Cord Length and Position
On wired headsets, the cord should be long enough for employees to be comfortable, but not so long that it can become entangled or be accidentally stepped on. The cord should also be located in a position that is comfortable and convenient for the employee. Consider a headset that includes a clip so that the employee can clip the cord to their shirt or jacket while in use.
USB or 3.5mm
Depending on how employees are using their headsets, you’ll need to choose either a USB connector or a 3.5mm audio jack. Consider whether your employees will use hard phones (handset phones that sit on a desk) or soft phones (VoIP software applications). Softphones normally require a USB connection, while hard phones require 3.5mm jacks.
Binaural or Monaural
Whether headsets should be binaural (two earpieces) or monaural (one earpiece) depends on a few different factors. Consider the noise level in the office. Busy call centers are often noisy due to the fact that many different employees are talking on the phone at once. In that kind of environment, a binaural headset is usually best because it isolates sound to help the employees to hear the customers clearly and focus on their conversations.
However, if your employees need to hear what’s going on around them, a monaural headset may be required. In that case, make sure you have other ways of keeping the noise level down, such as a spread out floor plan or cubicles lined with sound absorbing material. Supervisors may require monaural headsets so that they can focus on speaking to employees while also having the ability to take calls when needed.
In a noisy call center environment, headsets with noise-canceling binaural headphones are the best way to help your employees concentrate on their calls and hear their customers clearly. According to the Call Center Times, noise-canceling headphones can reduce background noise by up to 75 percent.
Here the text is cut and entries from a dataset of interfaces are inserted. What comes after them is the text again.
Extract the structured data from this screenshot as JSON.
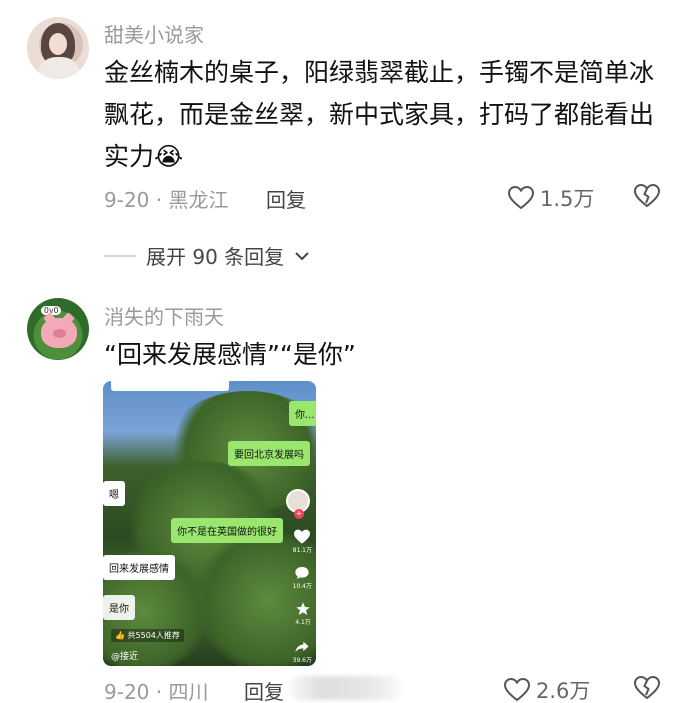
{
  "comments": [
    {
      "username": "甜美小说家",
      "text_line1": "金丝楠木的桌子，阳绿翡翠截止，手镯不是简单冰",
      "text_line2": "飘花，而是金丝翠，新中式家具，打码了都能看出",
      "text_line3": "实力",
      "emoji": "😭",
      "meta": "9-20 · 黑龙江",
      "reply_label": "回复",
      "likes": "1.5万"
    },
    {
      "username": "消失的下雨天",
      "text": "“回来发展感情”“是你”",
      "meta": "9-20 · 四川",
      "reply_label": "回复",
      "likes": "2.6万",
      "avatar_badge": "OvO"
    }
  ],
  "expand_replies": "展开 90 条回复",
  "screenshot": {
    "messages": {
      "m1": "你...",
      "m2": "要回北京发展吗",
      "m3": "嗯",
      "m4": "你不是在英国做的很好",
      "m5": "回来发展感情",
      "m6": "是你"
    },
    "side": {
      "likes": "81.1万",
      "comments": "10.4万",
      "stars": "4.1万",
      "shares": "39.6万"
    },
    "recommend": "共5504人推荐",
    "location": "@接近"
  }
}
Noise-canceling microphones are also important in noisy call centers. A noise-canceling microphone acts as a gate that either blocks sound or allows it to pass through. When the employee is speaking, the gate is open and the microphone is on. When the employee isn’t speaking, the gate stays closed and blocks out background noise. This helps the customers to clearly hear the employees without any distracting call center chatter.
Noise-canceling microphones can help lower the general noise level in the office as well. Employees don’t feel the need to raise their voices over background noise, so they speak more softly, which lowers the overall noise level.
Since headsets are used for up to 40 hours a week, normal wear and tear can cause them to break over time. Not only that, but headset accidents are not uncommon. Call center employees have been known to accidentally sit on their headsets, spill drinks on them, and break the cords by forgetting to take them off before walking away. It’s very important to ensure that your headsets are durable and long lasting. Read reviews and use your industry contacts to learn which headsets will last a long time and which ones will break easily.
Even with the most durable headsets, some might still break every once in a while. Make sure you establish a relationship with a headset vendor that will provide you with a good warranty and replacement plan. Most headset warranties last between three and five years. It’s also a good idea to make sure your vendor offers support for your headsets after you buy them.
Headsets come in a variety of styles with many different functions. When shopping for headsets, consider how experienced and tech-savvy your employees are. If they’re very experienced with headsets, they might be able to use more complicated headsets with additional functions. If they’re not experienced, you’ll either need to provide training on headset use or choose a more simple style that’s easy to learn.
It’s clear that choosing the right headsets for your call center is no easy task. Keep these factors in mind while shopping for headsets, and consider getting your employees’ input. This will ensure that your employees are happy, which will make you and your customers happy.